Segment Open

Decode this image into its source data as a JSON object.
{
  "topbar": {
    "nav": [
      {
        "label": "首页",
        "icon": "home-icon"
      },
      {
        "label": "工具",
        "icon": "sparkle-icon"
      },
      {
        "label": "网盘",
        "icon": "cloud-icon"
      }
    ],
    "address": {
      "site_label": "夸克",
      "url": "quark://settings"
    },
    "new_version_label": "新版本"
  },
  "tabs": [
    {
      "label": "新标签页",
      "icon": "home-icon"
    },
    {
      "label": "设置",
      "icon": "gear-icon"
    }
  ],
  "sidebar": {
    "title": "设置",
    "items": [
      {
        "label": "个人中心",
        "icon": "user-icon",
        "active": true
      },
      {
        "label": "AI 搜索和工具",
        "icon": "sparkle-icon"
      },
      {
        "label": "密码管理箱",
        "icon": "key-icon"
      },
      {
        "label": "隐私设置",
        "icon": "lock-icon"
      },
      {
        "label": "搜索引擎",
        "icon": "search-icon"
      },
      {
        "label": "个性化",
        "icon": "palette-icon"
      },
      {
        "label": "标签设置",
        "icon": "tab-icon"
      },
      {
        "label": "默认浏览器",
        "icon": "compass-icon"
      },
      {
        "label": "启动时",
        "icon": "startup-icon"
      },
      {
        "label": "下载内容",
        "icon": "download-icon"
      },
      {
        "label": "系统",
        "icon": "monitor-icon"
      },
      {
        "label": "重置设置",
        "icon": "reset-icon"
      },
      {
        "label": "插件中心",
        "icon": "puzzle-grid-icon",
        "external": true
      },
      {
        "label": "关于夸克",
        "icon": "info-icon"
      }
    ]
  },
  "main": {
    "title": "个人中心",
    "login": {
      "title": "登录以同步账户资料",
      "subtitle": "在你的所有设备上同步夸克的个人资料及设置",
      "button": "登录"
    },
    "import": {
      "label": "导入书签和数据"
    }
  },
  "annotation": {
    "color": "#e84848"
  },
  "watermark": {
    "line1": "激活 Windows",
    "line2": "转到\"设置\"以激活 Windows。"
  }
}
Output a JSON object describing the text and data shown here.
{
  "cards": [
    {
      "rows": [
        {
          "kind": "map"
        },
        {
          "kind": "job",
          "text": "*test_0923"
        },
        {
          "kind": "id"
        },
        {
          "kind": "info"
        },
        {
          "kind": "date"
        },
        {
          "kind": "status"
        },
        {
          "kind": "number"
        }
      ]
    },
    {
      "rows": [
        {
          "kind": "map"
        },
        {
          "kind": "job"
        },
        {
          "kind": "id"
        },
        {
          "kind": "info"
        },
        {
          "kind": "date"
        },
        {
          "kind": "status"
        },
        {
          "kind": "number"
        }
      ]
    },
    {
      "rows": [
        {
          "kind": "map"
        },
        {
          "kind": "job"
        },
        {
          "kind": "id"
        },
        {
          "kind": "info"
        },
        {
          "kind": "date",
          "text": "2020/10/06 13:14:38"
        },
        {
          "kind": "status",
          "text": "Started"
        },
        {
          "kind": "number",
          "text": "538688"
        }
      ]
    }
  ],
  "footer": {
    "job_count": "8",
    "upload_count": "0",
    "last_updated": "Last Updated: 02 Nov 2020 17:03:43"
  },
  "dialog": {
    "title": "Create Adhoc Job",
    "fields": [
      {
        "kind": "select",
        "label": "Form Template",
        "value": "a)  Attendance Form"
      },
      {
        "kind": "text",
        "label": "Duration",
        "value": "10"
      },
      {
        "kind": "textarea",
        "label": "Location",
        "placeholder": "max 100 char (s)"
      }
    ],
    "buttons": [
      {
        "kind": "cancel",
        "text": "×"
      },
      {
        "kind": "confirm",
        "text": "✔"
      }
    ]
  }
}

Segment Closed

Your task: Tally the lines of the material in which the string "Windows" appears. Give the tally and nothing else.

Answer below: 2